Gov. Phil Murphy announced further easing of stay-at-home restrictions due to the coronavirus on May 13, stating “the data shows that we are ready to begin to restart our economy.”
Starting on May 18, retail stores can offer limited service and construction sites can resume activity. Additionally, the governor clarified rules on gatherings of people in cars.
Furthermore, Murphy stated guidance will be made on either May 14 or 15 in regards to elective surgeries, how beaches and lake communities will be able to operate and how voters will cast their ballots for the July 7 primary.
More Steps Ahead
“Over the coming days and weeks, we’ll be able to take more steps,” said the governor. “We’re moving slowly and deliberately because any misstep risks further outbreaks.
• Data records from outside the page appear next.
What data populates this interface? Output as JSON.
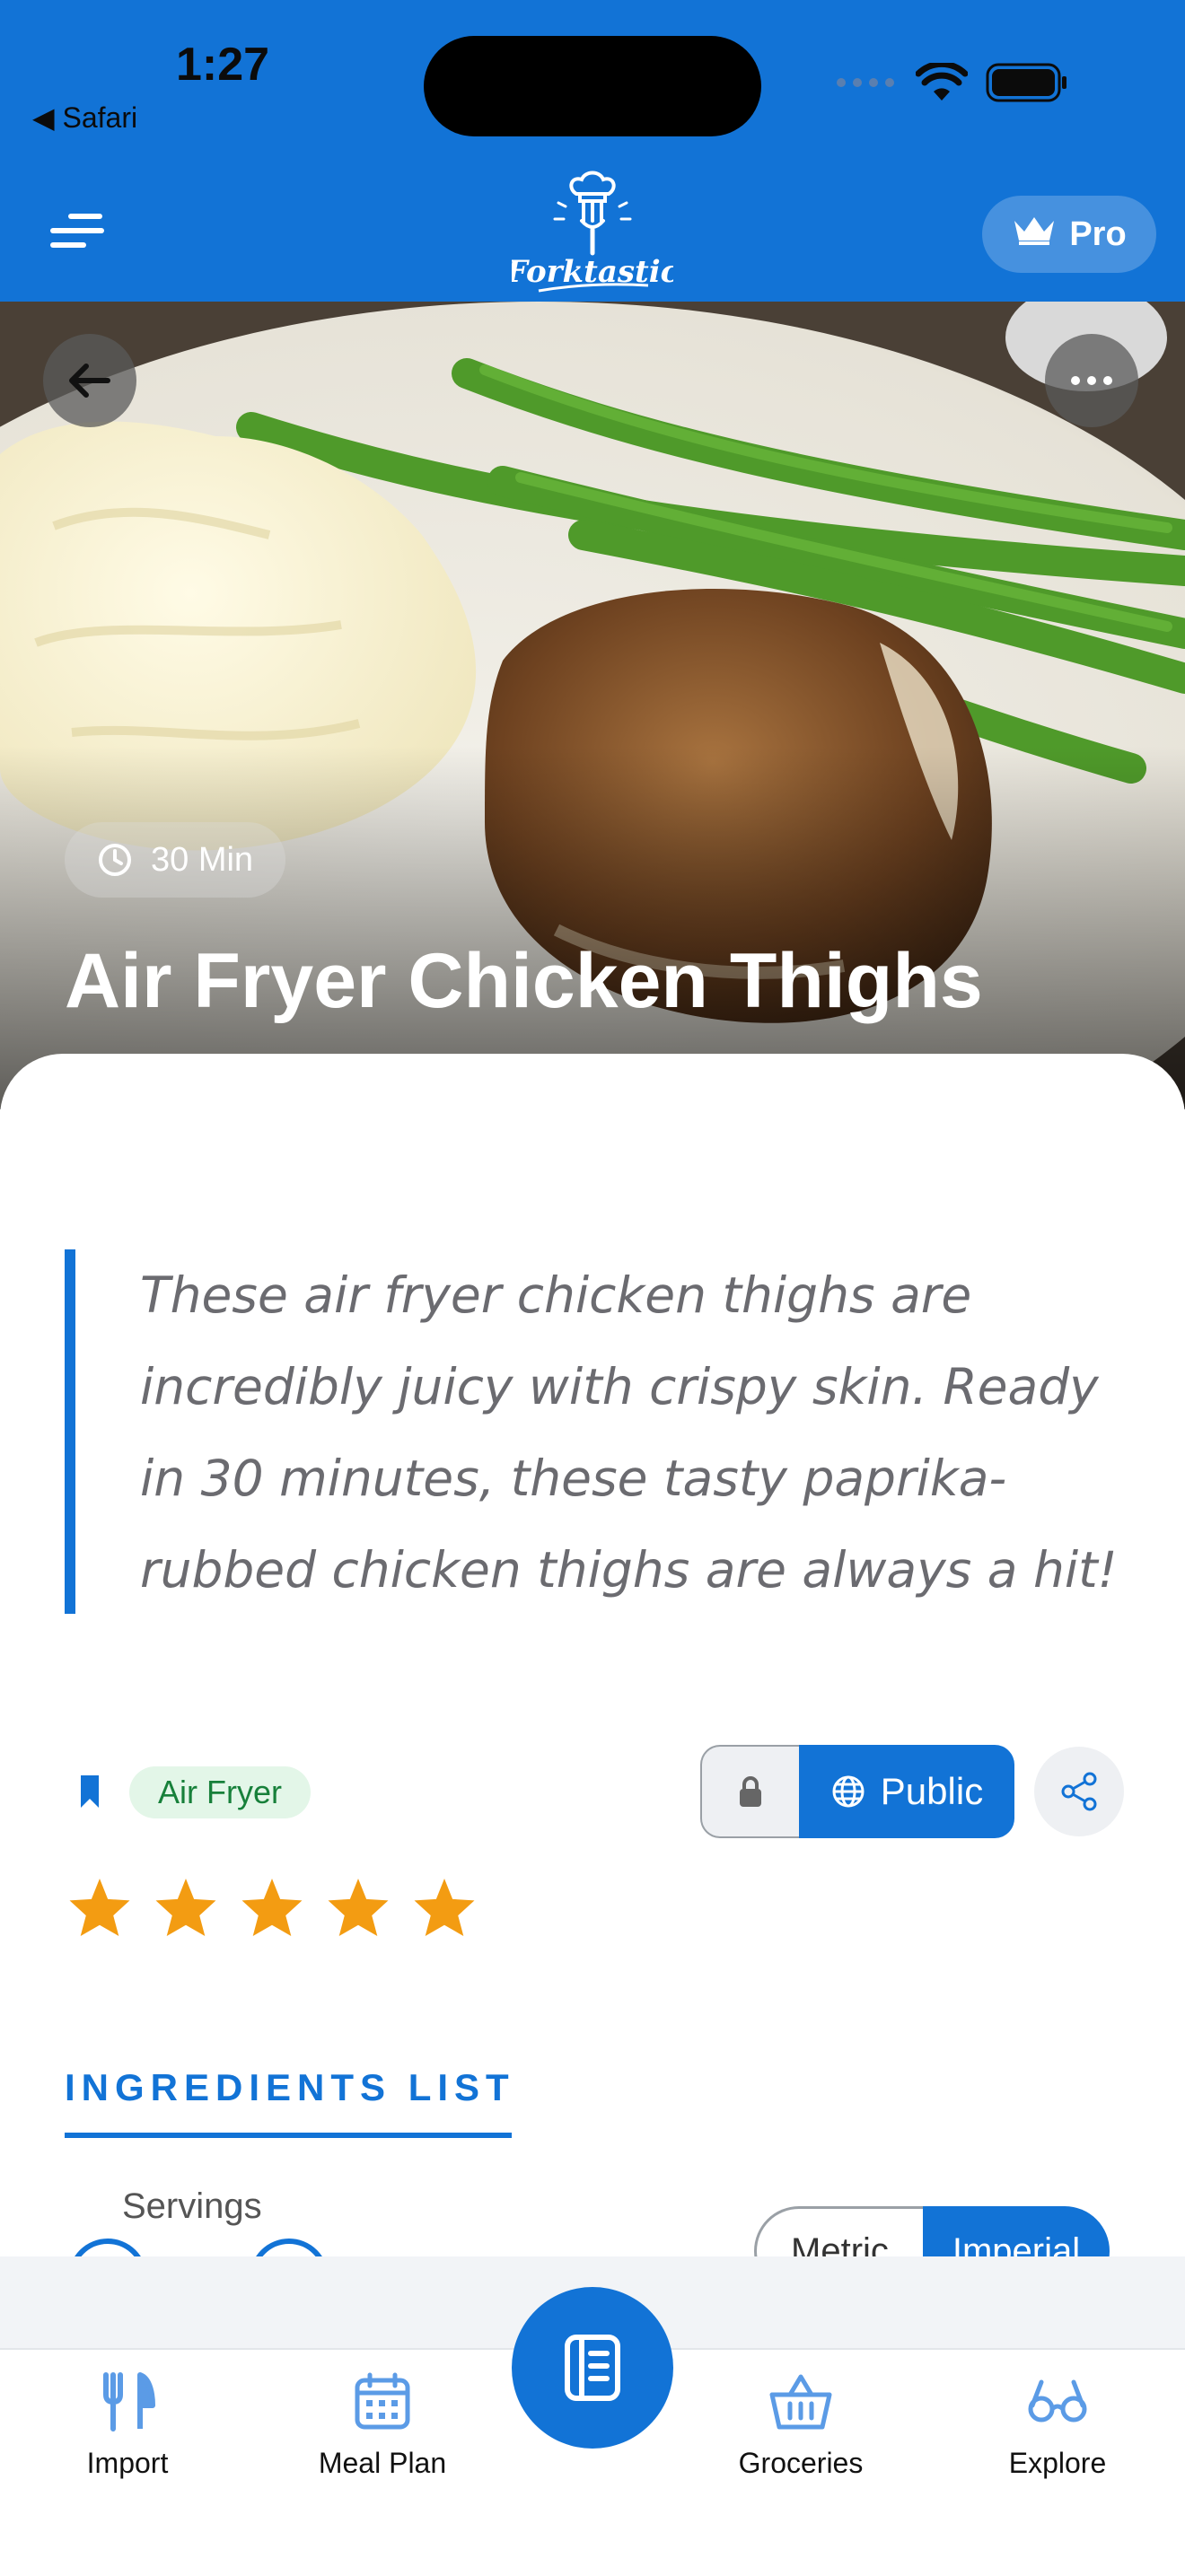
{
  "status_bar": {
    "time": "1:27",
    "back_app": "◀ Safari"
  },
  "header": {
    "pro_label": "Pro",
    "logo_text": "Forktastic"
  },
  "hero": {
    "time_label": "30 Min",
    "title": "Air Fryer Chicken Thighs"
  },
  "description": "These air fryer chicken thighs are incredibly juicy with crispy skin. Ready in 30 minutes, these tasty paprika-rubbed chicken thighs are always a hit!",
  "meta": {
    "tag": "Air Fryer",
    "visibility": "Public",
    "rating": 5,
    "rating_max": 5
  },
  "ingredients": {
    "title": "INGREDIENTS LIST",
    "servings_label": "Servings",
    "unit_metric": "Metric",
    "unit_imperial": "Imperial"
  },
  "nav": {
    "items": [
      {
        "label": "Import",
        "icon": "fork-knife-icon"
      },
      {
        "label": "Meal Plan",
        "icon": "calendar-icon"
      },
      {
        "label": "",
        "icon": "recipe-book-icon"
      },
      {
        "label": "Groceries",
        "icon": "basket-icon"
      },
      {
        "label": "Explore",
        "icon": "glasses-icon"
      }
    ]
  },
  "colors": {
    "brand": "#1273d6",
    "star": "#f39c12",
    "tag_bg": "#e3f6e8",
    "tag_text": "#17803a"
  }
}
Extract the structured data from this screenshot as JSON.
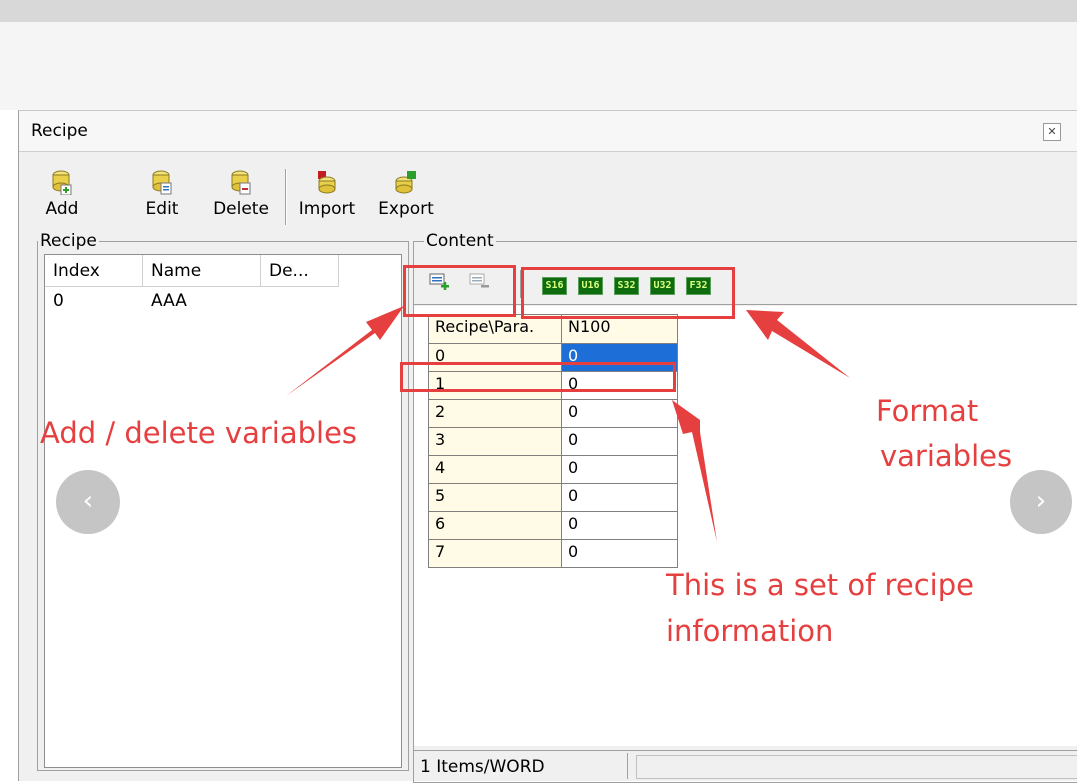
{
  "window": {
    "title": "Recipe",
    "close_glyph": "✕"
  },
  "toolbar": {
    "buttons": [
      {
        "label": "Add",
        "icon": "add-recipe-icon"
      },
      {
        "label": "Edit",
        "icon": "edit-recipe-icon"
      },
      {
        "label": "Delete",
        "icon": "delete-recipe-icon"
      },
      {
        "label": "Import",
        "icon": "import-recipe-icon"
      },
      {
        "label": "Export",
        "icon": "export-recipe-icon"
      }
    ]
  },
  "recipe_panel": {
    "label": "Recipe",
    "columns": [
      "Index",
      "Name",
      "De..."
    ],
    "rows": [
      {
        "index": "0",
        "name": "AAA"
      }
    ]
  },
  "content_panel": {
    "label": "Content",
    "format_buttons": [
      "S16",
      "U16",
      "S32",
      "U32",
      "F32"
    ],
    "grid": {
      "corner_header": "Recipe\\Para.",
      "column_header": "N100",
      "rows": [
        {
          "label": "0",
          "value": "0"
        },
        {
          "label": "1",
          "value": "0"
        },
        {
          "label": "2",
          "value": "0"
        },
        {
          "label": "3",
          "value": "0"
        },
        {
          "label": "4",
          "value": "0"
        },
        {
          "label": "5",
          "value": "0"
        },
        {
          "label": "6",
          "value": "0"
        },
        {
          "label": "7",
          "value": "0"
        }
      ]
    },
    "status": "1 Items/WORD"
  },
  "annotations": {
    "add_delete": "Add / delete variables",
    "format_line1": "Format",
    "format_line2": "variables",
    "recipe_line1": "This is a set of recipe",
    "recipe_line2": "information"
  },
  "colors": {
    "annotation": "#e53f3f",
    "selected_cell": "#1e6ed8",
    "format_button": "#0e6b0e"
  }
}
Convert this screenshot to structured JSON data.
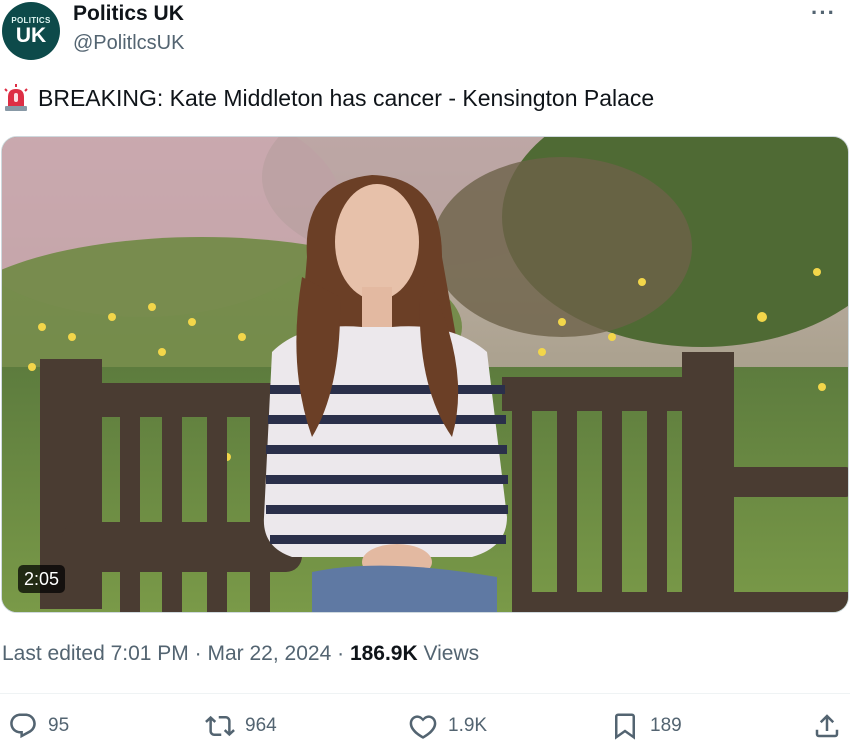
{
  "author": {
    "display_name": "Politics UK",
    "handle": "@PolitlcsUK",
    "avatar_text_top": "POLITICS",
    "avatar_text_main": "UK"
  },
  "tweet": {
    "emoji_icon": "police-siren-icon",
    "text": "BREAKING: Kate Middleton has cancer - Kensington Palace"
  },
  "media": {
    "type": "video",
    "duration": "2:05"
  },
  "meta": {
    "edited_label": "Last edited",
    "time": "7:01 PM",
    "separator": "·",
    "date": "Mar 22, 2024",
    "views_count": "186.9K",
    "views_label": "Views"
  },
  "actions": {
    "replies": "95",
    "reposts": "964",
    "likes": "1.9K",
    "bookmarks": "189"
  },
  "colors": {
    "text_primary": "#0f1419",
    "text_secondary": "#536471",
    "avatar_bg": "#0d4a4a"
  }
}
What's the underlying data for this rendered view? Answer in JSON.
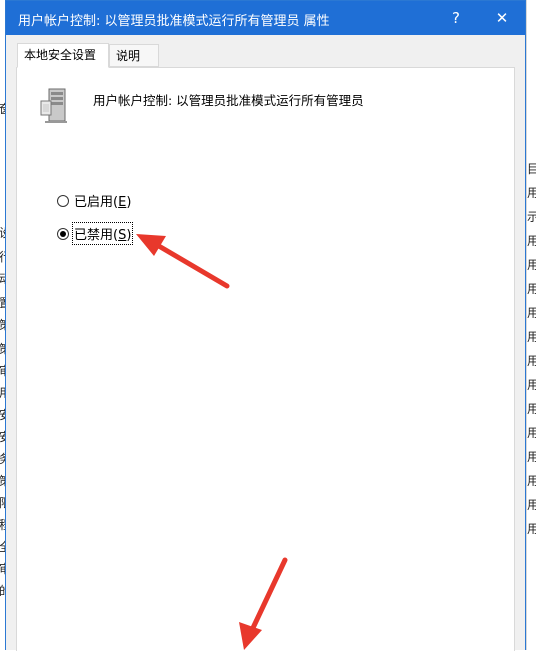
{
  "dialog": {
    "title": "用户帐户控制: 以管理员批准模式运行所有管理员 属性",
    "help_glyph": "?",
    "close_glyph": "✕"
  },
  "tabs": [
    {
      "label": "本地安全设置",
      "active": true
    },
    {
      "label": "说明",
      "active": false
    }
  ],
  "policy": {
    "title": "用户帐户控制: 以管理员批准模式运行所有管理员",
    "icon": "server-icon"
  },
  "options": [
    {
      "label": "已启用",
      "accel": "E",
      "checked": false
    },
    {
      "label": "已禁用",
      "accel": "S",
      "checked": true
    }
  ],
  "background_left": [
    "奁",
    "设",
    "行",
    "动",
    "置",
    "策",
    "策",
    "审",
    "用",
    "安",
    "安",
    "务",
    "策",
    "限",
    "程",
    "全",
    "审",
    "的"
  ],
  "background_right": [
    "目",
    "用",
    "示",
    "用",
    "用",
    "用",
    "用",
    "用",
    "用",
    "用",
    "用",
    "用",
    "用",
    "用",
    "用",
    "用"
  ],
  "colors": {
    "titlebar": "#1f6fd6",
    "annotation_arrow": "#e8382c"
  }
}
When public health tells us it is safe to remove a restriction, we’ll remove it. Not a moment before. Not a moment after.”
For non-essential retail stores, small businesses will be able to open for curbside pickup only. Retail businesses operating in shopping malls are permitted to operate by curbside pickup, but staff must bring the goods to customers at the exterior of the mall. The indoor portions of shopping malls remain off limits.
The executive order’s guideline for retail operations include transactions handled in advance to avoid person-to-person contact; customers are to notify retailers once they arrive, or schedule their arrival time in advance; and businesses must follow social distancing and mitigation practices, including requiring workers to wear cloth face coverings when in contact with other workers or customers and gloves when in contact with goods or customers.
Asked why those restrictions are still in place as opposed to big box and grocery stores, Murphy said “We do not want people congregating. We are still under a stay-at-home order.”
For construction, the order mandates sites to follow social distancing guidelines, clear posting of safety protocols, workers must wear face coverings, nonessential visitors are not allowed, work hours will be staggered, break times will be limited, and proper sanitation required.
“The success we’ve had flattening the curve gives us confidence that we’ll be able to announce the end of more restrictions in the days and weeks ahead,” said Murphy. “There is no light switch we can flip—we can only slowly raise the dimmer.”
As for the clarification on car gatherings, those now permitted include drive-in movies, religious services and drive-through farms and safaris.
Those participating in the gatherings must remain in their same car throughout the gathering, the vehicle must remain closed at all times unless there is six feet of distance between vehicles, organizers in vehicles must follow social distancing and wear cloth face coverings; and any payments are to be done are contactless or done beforehand.
The move comes the day after state officials rolled out the framework for expanded testing and contact tracing for COVID-19, two key initiatives cited by Murphy needed to be in place to reopen New Jersey. In a program estimated to cost “hundreds of millions of dollars,” the governor established a floor of processing 20,000 tests a day in the state by the end of May and building a contact tracing corps doubling the number currently employed in the state.
The first-ter, Democratic governor noted data comparing the peak to now shows the state is ready to begin to restart the economy. He cited new hospitalizations being down by two thirds, total hospitalizations down nearly half, patients in ICUs and on ventilators continuing to decline, positive cases down nearly 70% and deaths decreasing by more than a third.